* Work request *
Your task is to copy every line below that contains the word "datasource".

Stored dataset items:
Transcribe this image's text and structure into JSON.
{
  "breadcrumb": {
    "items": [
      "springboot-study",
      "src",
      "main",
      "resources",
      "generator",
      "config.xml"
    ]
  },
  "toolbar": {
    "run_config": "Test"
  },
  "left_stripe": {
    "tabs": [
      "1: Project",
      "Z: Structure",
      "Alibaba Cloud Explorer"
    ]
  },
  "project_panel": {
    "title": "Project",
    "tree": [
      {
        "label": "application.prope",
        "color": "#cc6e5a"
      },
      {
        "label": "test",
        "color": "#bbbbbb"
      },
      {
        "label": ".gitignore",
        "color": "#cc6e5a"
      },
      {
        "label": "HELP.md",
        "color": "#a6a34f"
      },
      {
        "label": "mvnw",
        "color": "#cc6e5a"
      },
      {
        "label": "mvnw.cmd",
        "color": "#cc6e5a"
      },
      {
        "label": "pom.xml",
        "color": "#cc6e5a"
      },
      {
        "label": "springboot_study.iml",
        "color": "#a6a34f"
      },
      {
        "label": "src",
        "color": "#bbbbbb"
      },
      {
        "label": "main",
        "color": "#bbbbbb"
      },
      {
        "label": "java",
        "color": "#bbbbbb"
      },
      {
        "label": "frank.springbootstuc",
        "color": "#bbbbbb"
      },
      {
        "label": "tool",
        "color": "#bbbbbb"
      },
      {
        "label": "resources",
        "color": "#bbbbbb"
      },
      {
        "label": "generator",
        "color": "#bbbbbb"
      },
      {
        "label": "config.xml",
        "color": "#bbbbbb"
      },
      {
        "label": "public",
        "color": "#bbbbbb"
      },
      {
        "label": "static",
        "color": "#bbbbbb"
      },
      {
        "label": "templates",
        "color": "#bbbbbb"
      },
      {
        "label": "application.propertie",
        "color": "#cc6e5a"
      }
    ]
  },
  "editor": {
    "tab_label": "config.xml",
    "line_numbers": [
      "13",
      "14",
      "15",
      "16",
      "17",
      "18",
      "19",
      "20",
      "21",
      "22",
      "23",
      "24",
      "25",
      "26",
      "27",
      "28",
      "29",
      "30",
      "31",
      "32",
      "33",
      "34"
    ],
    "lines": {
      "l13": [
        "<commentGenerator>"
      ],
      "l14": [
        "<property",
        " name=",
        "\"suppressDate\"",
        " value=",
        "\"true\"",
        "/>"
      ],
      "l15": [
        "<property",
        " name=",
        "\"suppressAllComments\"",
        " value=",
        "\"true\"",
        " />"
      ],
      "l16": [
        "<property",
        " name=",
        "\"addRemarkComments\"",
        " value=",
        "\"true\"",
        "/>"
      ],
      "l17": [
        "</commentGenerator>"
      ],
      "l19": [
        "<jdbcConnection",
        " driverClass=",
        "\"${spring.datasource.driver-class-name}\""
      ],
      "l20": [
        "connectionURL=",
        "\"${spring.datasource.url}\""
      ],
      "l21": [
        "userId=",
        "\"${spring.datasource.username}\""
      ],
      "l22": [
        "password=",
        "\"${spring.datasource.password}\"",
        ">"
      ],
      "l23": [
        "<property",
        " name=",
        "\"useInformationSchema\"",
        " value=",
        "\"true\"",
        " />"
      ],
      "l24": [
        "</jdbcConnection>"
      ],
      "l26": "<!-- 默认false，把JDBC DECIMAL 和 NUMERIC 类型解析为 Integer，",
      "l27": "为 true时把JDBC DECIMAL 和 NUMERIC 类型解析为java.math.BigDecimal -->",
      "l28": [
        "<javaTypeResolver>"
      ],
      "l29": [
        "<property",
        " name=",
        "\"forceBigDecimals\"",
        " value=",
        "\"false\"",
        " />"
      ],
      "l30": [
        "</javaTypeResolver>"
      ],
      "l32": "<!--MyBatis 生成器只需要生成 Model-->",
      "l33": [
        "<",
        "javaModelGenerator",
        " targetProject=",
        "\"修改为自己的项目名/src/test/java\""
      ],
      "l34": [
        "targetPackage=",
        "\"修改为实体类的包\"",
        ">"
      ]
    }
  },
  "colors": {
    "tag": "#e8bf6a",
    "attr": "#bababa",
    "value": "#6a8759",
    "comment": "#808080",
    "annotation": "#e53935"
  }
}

* Output below *
        "\"${spring.datasource.driver-class-name}\""
        "\"${spring.datasource.url}\""
        "\"${spring.datasource.username}\""
        "\"${spring.datasource.password}\"",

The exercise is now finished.